Cruise plays Jack Harper, a tough and self-reliant soldier in the late 21st century, after a victorious but catastrophically destructive battle against alien invaders. He has been tasked – along with the sleek and adoring Victoria, played by Andrea Riseborough – to monitor what remains of Earth prior to humanity’s final emigration, and to supervise a fleet of pilotless drone craft which hunt down hostile “scavs”, or scavengers, hiding out on the surface.
A sincere north London comedy-drama exploring family relationships – amid kebab shop rivalry

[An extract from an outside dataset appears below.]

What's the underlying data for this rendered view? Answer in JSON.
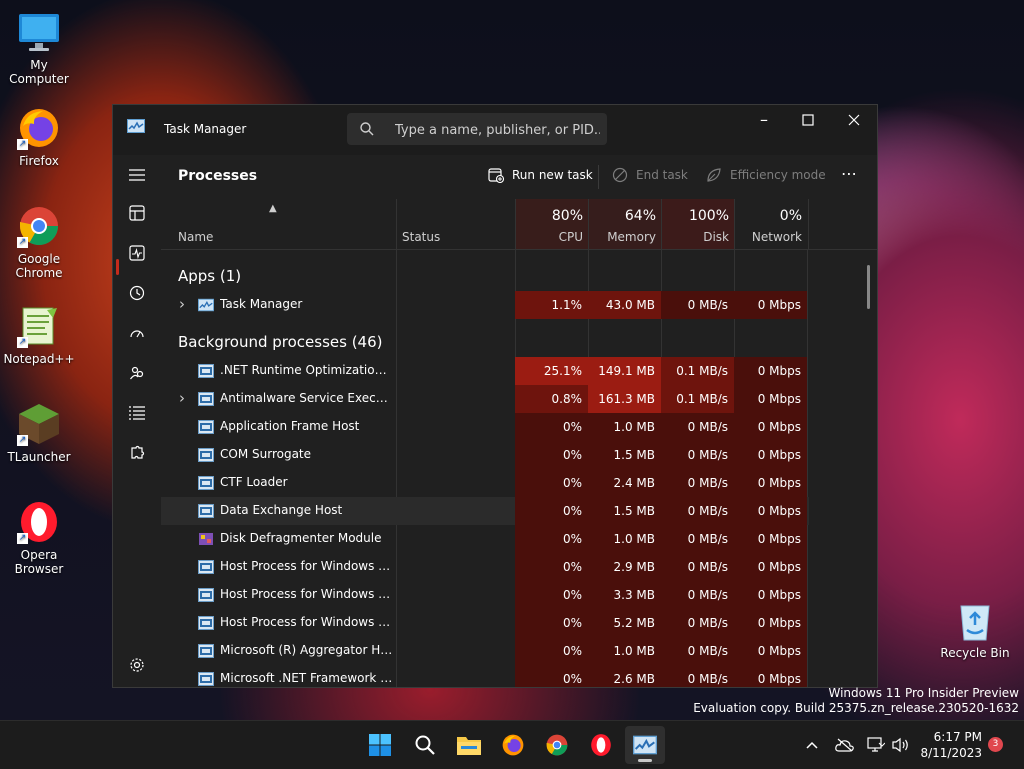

Playwright-turned-director Marcus Markou’s debut is a cheerful, foursquare comedy-drama along East is East lines. Stephen Dillane – an actor whose droll choices are always a pleasure to watch – gives it some class as Harry Papadopoulos, the north London comestibles magnate obliged to downsize when he finds that even an empire founded on taramasalata cannot survive a double-dip recession; Georges Corraface brings the energy as Harry’s estranged brother, who sees reopening a chippy as a way of securing the clan’s future. Rivalry with a Turkish kebab shop follows – Markou isn’t beyond broad, crowdpleasing tactics – but it’s set against a sincere exploration of the brothers’ differences, and an ambitious attempt to rewrite Lear for laughter rather than tears. It’s a throwback, but relaxed, sweet and funny with it: a first feature that makes an impression by not pushing too hard to make an impression.
America’s most popular film reviewer, who wielded the nation’s most famous thumb, dies in Chicago after cancer treatmentRoger Ebert, the most famous and most popular film reviewer of his time who became the first journalist to win a Pulitzer Prize for … Continue reading